College is different for everyone. For some, it’s a chance to enjoy freedom from the shackles of adult supervision. For others, it’s an opportunity to grind away at the library; the prospect of succeeding in the future dangling in front of them like a carrot on a stick.
Regardless of how you choose to participate at the university level, you can’t be a college student forever. Eventually, you’ll need a job (unless you’re really, really lucky). The best way to land that job? Write a killer cover letter.
Most college students have very little relevant work experience when they are thrust into the workforce. Thankfully, there are ways to navigate around this obstacle, and it all starts with putting together a solid cover letter. I’ll first explore why doing so is critical for young job seekers, and then dive into how they can make it happen.
Why it’s important
The average college student hates written assignments, and often invests little time honing his or her writing. This becomes apparent when you look at recent graduates who’ve entered the workforce.
According to a comprehensive survey conducted by Payscale, 44% of employers believe that writing proficiency is the weakest hard skill of the “just-graduated” demographic. Clearly, hiring managers and bosses are not too thrilled with the way their new hires write.
A cover letter is a golden opportunity to prove that you can write. During the entire job application process it’s your only chance to show that you’re a competent writer, so take advantage of it!
Although knowing how to write a great resume is a big step toward landing work, it doesn’t highlight your writing ability. Only an excellent cover letter can convey such information, so make sure you invest the time to compose yours.
Besides proving you’re a competent writer, a well-written cover letter can also highlight your personality and relevant skills. Check out the following two paragraphs from a bank teller cover letter:

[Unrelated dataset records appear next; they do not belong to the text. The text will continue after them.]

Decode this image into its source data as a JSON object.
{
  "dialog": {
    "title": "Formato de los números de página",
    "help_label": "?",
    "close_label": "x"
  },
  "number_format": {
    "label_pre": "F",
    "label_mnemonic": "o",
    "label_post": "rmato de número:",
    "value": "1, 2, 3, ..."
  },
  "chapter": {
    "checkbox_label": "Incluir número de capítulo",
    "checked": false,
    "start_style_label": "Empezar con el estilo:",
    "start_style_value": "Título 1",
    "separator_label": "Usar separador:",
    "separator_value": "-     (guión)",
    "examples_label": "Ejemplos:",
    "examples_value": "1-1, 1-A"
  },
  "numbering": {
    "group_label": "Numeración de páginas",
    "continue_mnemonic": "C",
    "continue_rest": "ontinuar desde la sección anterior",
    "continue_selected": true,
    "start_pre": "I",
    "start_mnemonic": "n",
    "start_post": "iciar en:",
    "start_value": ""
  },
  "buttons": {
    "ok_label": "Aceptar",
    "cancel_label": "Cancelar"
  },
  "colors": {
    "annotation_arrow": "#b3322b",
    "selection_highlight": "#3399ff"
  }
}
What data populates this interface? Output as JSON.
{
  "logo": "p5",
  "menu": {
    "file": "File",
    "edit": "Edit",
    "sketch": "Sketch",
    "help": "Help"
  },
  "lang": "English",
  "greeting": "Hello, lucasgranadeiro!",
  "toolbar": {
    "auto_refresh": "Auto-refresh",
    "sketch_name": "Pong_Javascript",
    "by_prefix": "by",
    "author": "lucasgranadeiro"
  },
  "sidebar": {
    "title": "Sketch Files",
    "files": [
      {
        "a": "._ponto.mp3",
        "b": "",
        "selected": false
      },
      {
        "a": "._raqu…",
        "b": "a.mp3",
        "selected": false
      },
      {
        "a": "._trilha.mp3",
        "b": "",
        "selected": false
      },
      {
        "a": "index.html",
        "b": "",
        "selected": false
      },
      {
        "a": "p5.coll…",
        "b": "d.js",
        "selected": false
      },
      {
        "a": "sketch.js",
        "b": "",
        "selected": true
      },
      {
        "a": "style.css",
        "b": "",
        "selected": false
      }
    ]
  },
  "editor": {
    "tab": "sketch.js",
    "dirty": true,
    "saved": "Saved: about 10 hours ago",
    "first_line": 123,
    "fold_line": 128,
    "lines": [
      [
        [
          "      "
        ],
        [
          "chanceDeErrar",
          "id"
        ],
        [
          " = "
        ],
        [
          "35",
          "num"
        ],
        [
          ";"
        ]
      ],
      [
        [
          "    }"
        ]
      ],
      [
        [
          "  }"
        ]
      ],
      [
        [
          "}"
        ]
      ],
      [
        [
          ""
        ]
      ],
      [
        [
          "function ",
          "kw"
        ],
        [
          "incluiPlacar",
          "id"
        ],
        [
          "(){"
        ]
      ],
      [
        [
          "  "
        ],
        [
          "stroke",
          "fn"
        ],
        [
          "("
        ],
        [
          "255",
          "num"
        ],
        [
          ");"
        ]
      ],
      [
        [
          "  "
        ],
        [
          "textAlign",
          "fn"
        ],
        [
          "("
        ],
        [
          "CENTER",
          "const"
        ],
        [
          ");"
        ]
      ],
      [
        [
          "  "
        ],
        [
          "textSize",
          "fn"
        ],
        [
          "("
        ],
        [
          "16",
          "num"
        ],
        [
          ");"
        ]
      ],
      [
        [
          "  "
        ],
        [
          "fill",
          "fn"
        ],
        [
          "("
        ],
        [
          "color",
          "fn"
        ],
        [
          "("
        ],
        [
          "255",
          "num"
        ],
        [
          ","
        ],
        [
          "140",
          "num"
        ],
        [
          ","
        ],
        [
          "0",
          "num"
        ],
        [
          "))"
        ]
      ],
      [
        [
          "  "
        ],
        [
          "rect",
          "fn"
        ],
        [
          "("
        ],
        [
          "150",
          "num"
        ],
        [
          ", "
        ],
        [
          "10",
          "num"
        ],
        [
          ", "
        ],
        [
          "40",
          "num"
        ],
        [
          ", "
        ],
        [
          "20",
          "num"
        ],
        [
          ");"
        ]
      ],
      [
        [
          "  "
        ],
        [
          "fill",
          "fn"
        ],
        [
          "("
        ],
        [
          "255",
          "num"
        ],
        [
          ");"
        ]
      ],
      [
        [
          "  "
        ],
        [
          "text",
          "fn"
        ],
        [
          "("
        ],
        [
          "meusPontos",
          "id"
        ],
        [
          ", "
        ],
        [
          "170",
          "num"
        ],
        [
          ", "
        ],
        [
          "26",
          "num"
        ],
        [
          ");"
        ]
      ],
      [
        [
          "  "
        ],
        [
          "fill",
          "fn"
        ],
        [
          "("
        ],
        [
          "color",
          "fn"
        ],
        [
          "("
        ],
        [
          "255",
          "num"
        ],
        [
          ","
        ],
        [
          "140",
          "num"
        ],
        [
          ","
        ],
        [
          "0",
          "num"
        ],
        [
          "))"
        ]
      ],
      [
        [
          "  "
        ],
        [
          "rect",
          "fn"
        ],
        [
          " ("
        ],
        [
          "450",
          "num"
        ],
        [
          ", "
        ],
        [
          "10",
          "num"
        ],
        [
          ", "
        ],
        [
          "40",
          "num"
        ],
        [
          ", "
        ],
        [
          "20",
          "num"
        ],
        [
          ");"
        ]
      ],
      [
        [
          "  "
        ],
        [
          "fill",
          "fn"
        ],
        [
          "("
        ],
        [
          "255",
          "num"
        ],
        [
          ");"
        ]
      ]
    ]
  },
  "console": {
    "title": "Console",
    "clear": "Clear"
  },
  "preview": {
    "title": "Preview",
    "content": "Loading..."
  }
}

In paragraph one, the applicant shows that he pays attention to detail, citing his first experience visiting the bank to which he’s applying. He doesn’t need to say “I’m detail oriented” — instead, he proves it with his experience. Then in paragraph two, he highlights soft skills (customer service and ability to communicate well), plus mentions some hard skills too (mathematics, languages, software).
Many of these skills will be repeated in a resume, but don’t worry! If you can illustrate how they can help your target company meet specific goals, you will definitely impress the hiring manager.
How to write an effective cover letter
Putting together an effective cover letter as a freshly-minted graduate is not rocket science (thankfully). If it seems like it, you might want to check out a cover letter writing guide for comprehensive instructions. Instead of diving into the basics here, this section will explore steps to make yours stand out.
Most likely you are not the only young job seeker including a cover letter in your application, so it’s important to write one that catches the eye of an employer.
The first step is to try and make an emotional connection through your writing. This can be done by:
- Emphasizing your passion for the position. Don’t be dishonest, but if you’re truly excited about the opportunity to work for the target company, bring it up. Explain how you enjoy their products and like the direction they’re heading. Even if you’ve heard that they’re a great company to work for, or the office environment is stimulating — all this information can be incorporated into your cover letter.
- Finding out what charities your target company supports. If you also support this charity or appreciate its contribution to society, make sure to mention it in your writing! Write how you’d love working for a company that contributes to the community in such a positive way.
- Addressing the hiring manager by name. If you’re able to find the name of the person receiving your cover letter, it’s much better than writing something drab like “to whom it may concern.” Check the company website, call the company, surf LinkedIn. We are living in the internet age — this information is most likely available in the public domain.
Step two is to show how you fit into your target company’s future. Look at how Peter Long (the bank teller applicant from earlier) paints himself as the perfect candidate in his closing paragraph:
He first states how the company is expanding rapidly, and then mentions how part of their success is due to top-notch customer service. As someone well-versed in this area, Peter positions himself as the ideal candidate for helping his target company continue their current trajectory.
The third step is to include some experience that proves your competence. It’s okay if you’ve never worked a day in your life — there are still ways to spin your collegiate successes and achievements as relevant ones to the job at hand. Think back on the following three areas of your college days — does anything stick out in your mind?
- Academics: A high GPA, awards & honors, successful school projects — these can all be leveraged in a cover letter. Use them to solidify yourself as dependable, driven, and creative.
- Extra-curricular activities: Extra-curricular activities are great because they show you have passion outside the classroom. If you’ve been involved in any leadership roles here, that’s great to mention as well.
- Volunteering: If you have volunteer experience, demonstrate how it has helped you sharpen a tangible work skill (your ability to communicate with others, your confidence, your organization skills, etc.)
If you’re strapped for ideas, there are many excellent cover letter examples available online to get your mind jump-started. Each job has its own set of relevant competencies and skills associated with it, so doing some research before shooting off your applications will help you separate yourself from the pack.
Best of luck on the job hunt!